• Exercise aim
Omit the images. Copy each entry word for word.

• Entries from a dataset of interfaces
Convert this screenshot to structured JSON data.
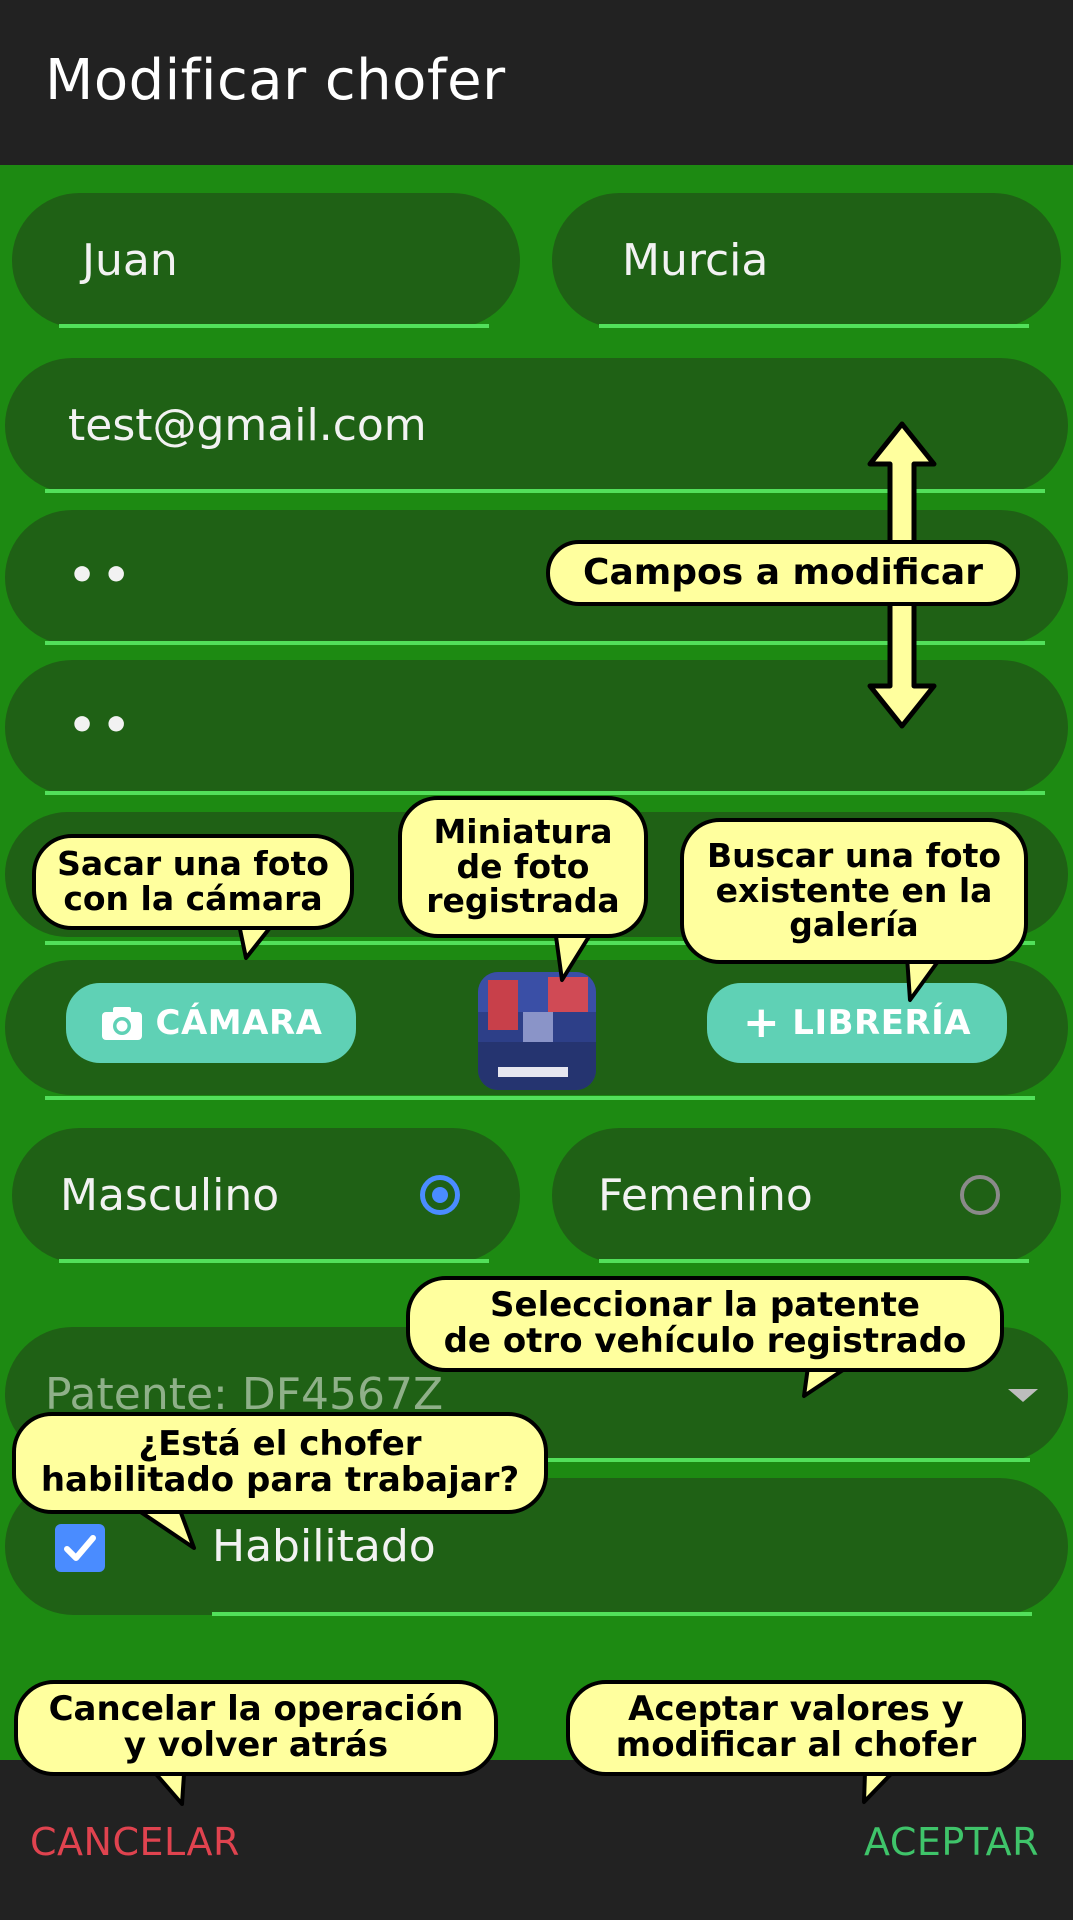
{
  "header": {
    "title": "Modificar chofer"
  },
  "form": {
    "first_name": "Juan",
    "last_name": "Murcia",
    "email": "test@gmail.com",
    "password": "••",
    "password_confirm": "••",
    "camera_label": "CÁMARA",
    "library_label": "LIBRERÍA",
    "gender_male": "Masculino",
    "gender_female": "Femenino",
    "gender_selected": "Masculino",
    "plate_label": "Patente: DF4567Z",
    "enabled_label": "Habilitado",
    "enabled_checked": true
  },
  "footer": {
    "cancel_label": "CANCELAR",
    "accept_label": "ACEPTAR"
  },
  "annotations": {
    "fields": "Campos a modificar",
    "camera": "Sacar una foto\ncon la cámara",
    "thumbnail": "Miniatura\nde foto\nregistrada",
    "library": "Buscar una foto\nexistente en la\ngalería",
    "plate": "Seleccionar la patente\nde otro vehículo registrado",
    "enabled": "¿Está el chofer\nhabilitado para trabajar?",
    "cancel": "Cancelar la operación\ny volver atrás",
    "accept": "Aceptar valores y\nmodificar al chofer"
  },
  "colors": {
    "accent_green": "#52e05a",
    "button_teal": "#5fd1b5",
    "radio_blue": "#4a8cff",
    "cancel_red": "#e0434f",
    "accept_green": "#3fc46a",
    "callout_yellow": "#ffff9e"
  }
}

• Solution for this task
Convert this screenshot to structured JSON data.
{
  "header": {
    "title": "Modificar chofer"
  },
  "form": {
    "first_name": "Juan",
    "last_name": "Murcia",
    "email": "test@gmail.com",
    "password": "••",
    "password_confirm": "••",
    "camera_label": "CÁMARA",
    "library_label": "LIBRERÍA",
    "gender_male": "Masculino",
    "gender_female": "Femenino",
    "gender_selected": "Masculino",
    "plate_label": "Patente: DF4567Z",
    "enabled_label": "Habilitado",
    "enabled_checked": true
  },
  "footer": {
    "cancel_label": "CANCELAR",
    "accept_label": "ACEPTAR"
  },
  "annotations": {
    "fields": "Campos a modificar",
    "camera": "Sacar una foto\ncon la cámara",
    "thumbnail": "Miniatura\nde foto\nregistrada",
    "library": "Buscar una foto\nexistente en la\ngalería",
    "plate": "Seleccionar la patente\nde otro vehículo registrado",
    "enabled": "¿Está el chofer\nhabilitado para trabajar?",
    "cancel": "Cancelar la operación\ny volver atrás",
    "accept": "Aceptar valores y\nmodificar al chofer"
  },
  "colors": {
    "accent_green": "#52e05a",
    "button_teal": "#5fd1b5",
    "radio_blue": "#4a8cff",
    "cancel_red": "#e0434f",
    "accept_green": "#3fc46a",
    "callout_yellow": "#ffff9e"
  }
}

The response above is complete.